To the casual observer, Soft Cell are famous for two things: their enormous Eighties hit Tainted Love and the stories (some true, some urban myths) about Almond's hedonistic, drug-fuelled lifestyle. But, in fact, as the popularity of this Sunday's concert proves, there was much more to Soft Cell than that.
Alumni of the fine art department of Leeds Polytechnic, Almond and his bandmate Dave Ball were taught to be transgressive and their original mission was not to perform catchy pop songs, but to make music that revelled in ideas and mischief. Early performances saw Ball providing electronic effects while Almond smashed glass or smeared himself in cat food. And, while Tainted Love became a mainstream crowd pleaser, and the bestselling single of 1981, it is easy to forget what a furore the band caused when they performed it for the first time on Top of the Pops.
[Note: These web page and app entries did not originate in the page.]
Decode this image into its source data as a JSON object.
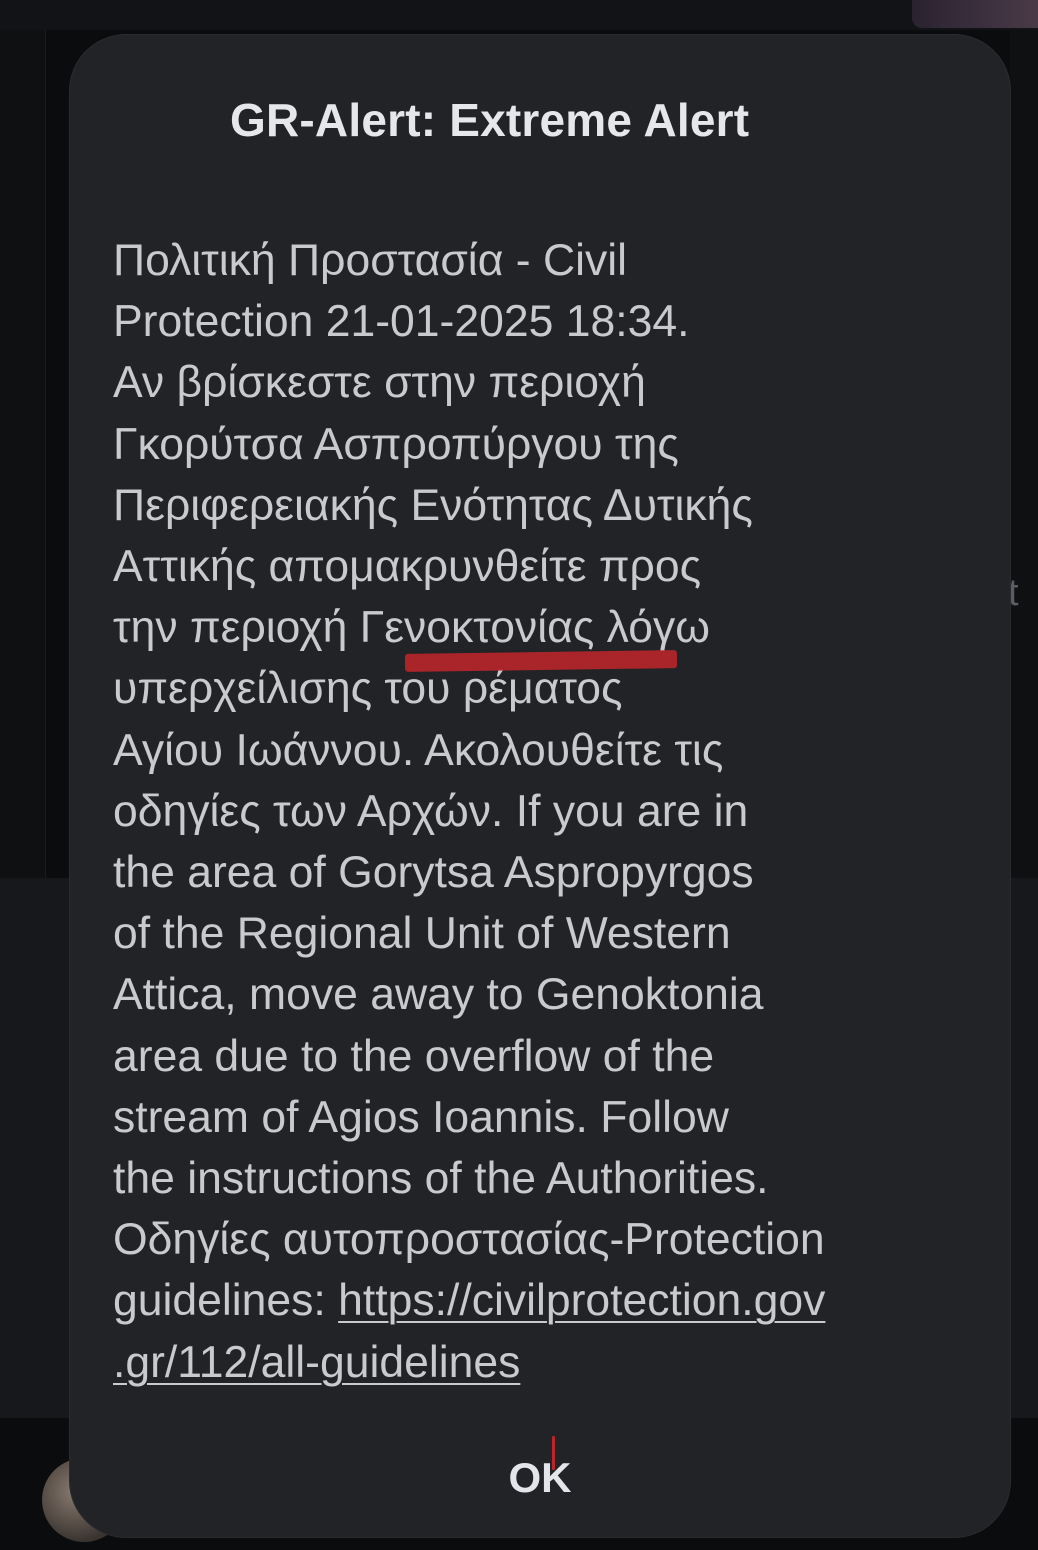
{
  "background": {
    "peek_text": "t"
  },
  "alert": {
    "title": "GR-Alert: Extreme Alert",
    "body_lines": [
      "Πολιτική Προστασία - Civil",
      "Protection 21-01-2025 18:34.",
      "Αν βρίσκεστε στην περιοχή",
      "Γκορύτσα Ασπροπύργου της",
      "Περιφερειακής Ενότητας Δυτικής",
      "Αττικής απομακρυνθείτε προς",
      "την περιοχή Γενοκτονίας  λόγω",
      "υπερχείλισης του ρέματος",
      "Αγίου Ιωάννου. Ακολουθείτε τις",
      "οδηγίες των Αρχών. If you are in",
      "the area of Gorytsa Aspropyrgos",
      "of the Regional Unit of Western",
      "Attica, move away to Genoktonia",
      "area due to the overflow of the",
      "stream of Agios Ioannis. Follow",
      "the instructions of the Authorities.",
      "Οδηγίες αυτοπροστασίας-Protection"
    ],
    "guidelines_prefix": "guidelines: ",
    "link_part1": "https://civilprotection.gov",
    "link_part2": ".gr/112/all-guidelines",
    "ok_label": "OK"
  },
  "colors": {
    "dialog_bg": "#222326",
    "text": "#c9cacd",
    "title": "#e6e7ea",
    "highlight_mark": "#b8262b"
  }
}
Almond's sexually ambiguous appearance, inspired by a picture he had seen of the socialite Nancy Cunard wearing black eye make-up and bangles all the way up her arm, provoked a visceral reaction in sexually confused men and women alike.
Thanks to the success of Tainted Love, Soft Cell were briefly given a licence to do whatever they wished. And, much as their record company would have liked them to produce another floor filler, Almond and Ball had other ideas. Their debut album, Non-Stop Erotic Cabaret, recorded in New York, was a brilliantly sleazy, poetic vision of night-world hedonism and angst. It produced hits – the singles Say Hello, Wave Goodbye and Bedsitter – but the video to one song, Sex Dwarf, also caused controversy.
A melange of blood, bondage and transvestites, it was leaked to the News of the World, condemned as obscene and confiscated by police during a raid on their record label offices. Almond still shudders at the recollection. "Look at the video now and it's more embarrassing than anything else, kind of puerile," he says. "[I am] writhing around in a jockstrap covered in maggots."
Their next album, The Art of Falling Apart, included the single Numbers, a relentlessly bleak vision of drugs and sexual promiscuity. And the next, 1984's Last Night in Sodom (Almond's favourite) was even darker. After that, Soft Cell split up.
"We were an industrial art school unit that made some pop tunes, then became angry, grew up and destroyed ourselves," says Ball now. "The more pressure the record company put on us to do more Tainted Loves, the more we rebelled against it. We were just like naughty kids really."
Both Almond and Ball went on to have successful careers in their own right, Almond scoring a number one with Something's Gotten Hold of My Heart with Gene Pitney in 1989, and experimenting with more esoteric projects (and esoteric drugs), while Ball worked with Kylie Minogue, David Bowie and others.
But the caustic analogue music Soft Cell recorded made a huge impression on a generation of fans looking for an antidote to the polished, jolly sounds of Eighties groups like Duran Duran and Spandau Ballet. It also has a raft of new fans who were not alive when Almond and Ball started out.
The recent sudden burst of Soft Cell activity has seen two new songs appear - Northern Lights and Guilty ('Cos I Say You Are). But four decades after they started experimenting in Leeds, Sunday may really be the last chance to say hello then wave them a final goodbye.
Soft Cell are at the 02 arena, London, on Sunday; theo2.co.uk